After a brief hike into the trees, my Garmin let me turn around and head back to where the others were seated. It chimed just as I reached them, indicating I’d snowshoed an even three miles. I flattened an area with my snowshoes and dropped my daypack in the snow. I hadn’t brought anything with me to sit on, so I pulled out my daypack rain cover and sat on that. It worked.

After about a half hour, we finished up lunch and headed back. Reluctantly, I led the hike back. I hate being in front because it means I set the pace, which slows everyone else down. However, the other two had taken turns on the way out, so it was my turn now. I set a fast-for-me pace that should be relatively comfortable to maintain, given the flat terrain, and headed back to the trail head.

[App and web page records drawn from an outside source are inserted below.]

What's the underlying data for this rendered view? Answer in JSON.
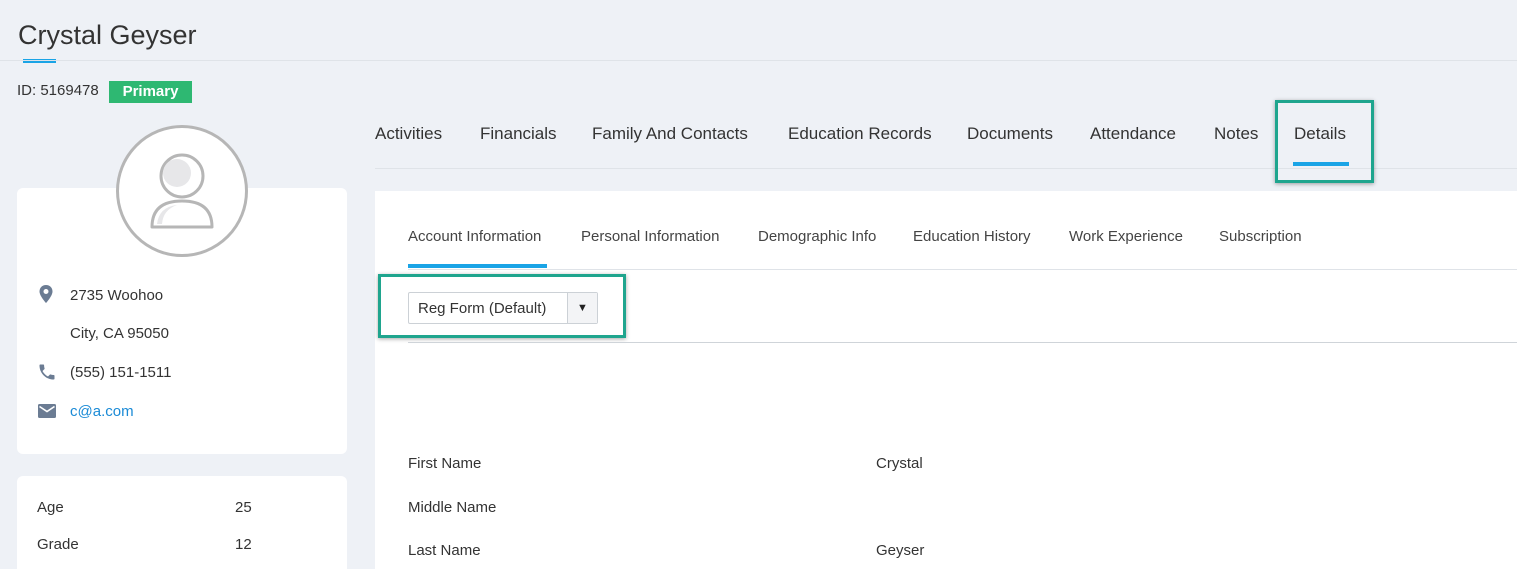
{
  "person": {
    "name": "Crystal Geyser",
    "id_text": "ID: 5169478",
    "badge": "Primary"
  },
  "contact": {
    "address_line1": "2735 Woohoo",
    "address_line2": "City, CA 95050",
    "phone": "(555) 151-1511",
    "email": "c@a.com"
  },
  "stats": [
    {
      "label": "Age",
      "value": "25"
    },
    {
      "label": "Grade",
      "value": "12"
    }
  ],
  "main_tabs": [
    {
      "label": "Activities"
    },
    {
      "label": "Financials"
    },
    {
      "label": "Family And Contacts"
    },
    {
      "label": "Education Records"
    },
    {
      "label": "Documents"
    },
    {
      "label": "Attendance"
    },
    {
      "label": "Notes"
    },
    {
      "label": "Details",
      "active": true
    }
  ],
  "sub_tabs": [
    {
      "label": "Account Information",
      "active": true
    },
    {
      "label": "Personal Information"
    },
    {
      "label": "Demographic Info"
    },
    {
      "label": "Education History"
    },
    {
      "label": "Work Experience"
    },
    {
      "label": "Subscription"
    }
  ],
  "form_select": {
    "value": "Reg Form (Default)",
    "arrow": "▼"
  },
  "fields": [
    {
      "label": "First Name",
      "value": "Crystal"
    },
    {
      "label": "Middle Name",
      "value": ""
    },
    {
      "label": "Last Name",
      "value": "Geyser"
    }
  ],
  "colors": {
    "accent": "#1aa4e6",
    "badge_green": "#2eb872",
    "highlight_teal": "#1fa58e",
    "icon_gray": "#6b7c93",
    "link_blue": "#1a8ad6"
  },
  "icons": {
    "location": "map-pin-icon",
    "phone": "phone-icon",
    "email": "envelope-icon",
    "avatar": "user-icon"
  }
}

Blue skies ahead!We only went about a mile and then ran into people. We weren’t alone anymore! A group of three with two dogs had pulled into the Sno Park as we were heading out. They were not snowshoeing, but rather skiing. We said hi and continued on.

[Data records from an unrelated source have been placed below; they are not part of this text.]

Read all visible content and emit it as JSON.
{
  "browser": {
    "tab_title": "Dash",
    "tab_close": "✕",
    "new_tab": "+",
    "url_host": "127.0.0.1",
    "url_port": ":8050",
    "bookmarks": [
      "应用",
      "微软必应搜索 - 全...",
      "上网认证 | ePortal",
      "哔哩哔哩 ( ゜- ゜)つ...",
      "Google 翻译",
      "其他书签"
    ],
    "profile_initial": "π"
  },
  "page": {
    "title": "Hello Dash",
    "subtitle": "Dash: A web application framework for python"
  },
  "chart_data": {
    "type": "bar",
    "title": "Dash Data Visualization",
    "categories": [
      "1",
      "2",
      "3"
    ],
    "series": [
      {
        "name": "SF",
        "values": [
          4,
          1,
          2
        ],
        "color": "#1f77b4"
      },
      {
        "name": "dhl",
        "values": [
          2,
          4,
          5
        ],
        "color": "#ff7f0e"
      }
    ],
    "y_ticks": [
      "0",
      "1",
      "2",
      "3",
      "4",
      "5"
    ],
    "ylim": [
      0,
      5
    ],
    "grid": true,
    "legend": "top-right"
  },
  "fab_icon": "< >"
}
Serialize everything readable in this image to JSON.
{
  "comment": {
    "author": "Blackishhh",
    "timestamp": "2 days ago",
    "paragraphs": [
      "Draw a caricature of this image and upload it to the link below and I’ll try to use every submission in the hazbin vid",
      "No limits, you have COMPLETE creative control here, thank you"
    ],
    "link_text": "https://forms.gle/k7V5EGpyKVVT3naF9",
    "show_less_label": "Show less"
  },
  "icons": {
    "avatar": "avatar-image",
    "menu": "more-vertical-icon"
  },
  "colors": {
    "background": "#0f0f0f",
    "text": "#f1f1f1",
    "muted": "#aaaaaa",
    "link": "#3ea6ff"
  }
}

We ran into another group about a hundred yards later, and then another group within a few minutes, and then another. The trail had suddenly become popular! Some had dogs and, at one point, we had to carefully step over a nice, fresh pile IN THE MIDDLE OF THE TRAIL. (Insert annoyed face.)

Before long, and we were back at the Sno Park. Again, my Garmin showed we were just short of three miles, so I walked in the snow along the edge of the road until it said I could stop and then joined the others at the car.

It was a good outing, and I really appreciated being able to snowshoe with others and not end up always falling behind. We were able to stop a couple of times for photographs and take time to enjoy the views. And, we discussed avalanche awareness and tree identification, so the trip was educational, too. I would like to go on more trips like this!


Trip out: Beautiful snow-covered trees

  • Distance: 3.0 miles
  • Elevation Gain: 532′
  • Elapsed Time: 1:53:25
  • Moving Time: 1:30:10
  • Average Moving Pace: 26:42 (2.2)
  • Best Pace: 18:57 (3.2)

Trip back:

  • Distance: 3.0 miles
  • Elevation Gain: 250′
  • Elapsed Time: 1:30:03
  • Moving Time: 1:16:22
  • Average Moving Pace: 25:27 (2.4 mph)
  • Best Pace: 14:09 (4.2 mph)

Through the snowy trees we go!Snowshoe weight: 4 pounds, 2 ounces

Daypack weight: approximately 14 pounds. Included ten essentials, lunch, and two liters of water.

Trekking poles weight: 18 ounces

I was pretty exhausted by the time we got back to the car. In fact, I was pretty exhausted by the time we hit that last mile. I was feeling a little shaky, and I felt as if my pace had slowed considerably, but my Garmin doesn’t reflect that. Perhaps I felt I was going at a slower pace because I had become more intentional and focused in my movements.

In any event, the drive home was pretty quiet, at least until we hit I-5. I know I fell asleep a couple of times, and the other passenger may have, as well. I’m glad our driver didn’t!

This was a fun trip! I’d love to do it again, especially in the summer when I can get a closer look at the trees for identification purposes.

View of Mount Rainier from White Pass
No, we didn’t see Mount Rainier on this trip. This photo was taken the previous Sunday, also from White Pass.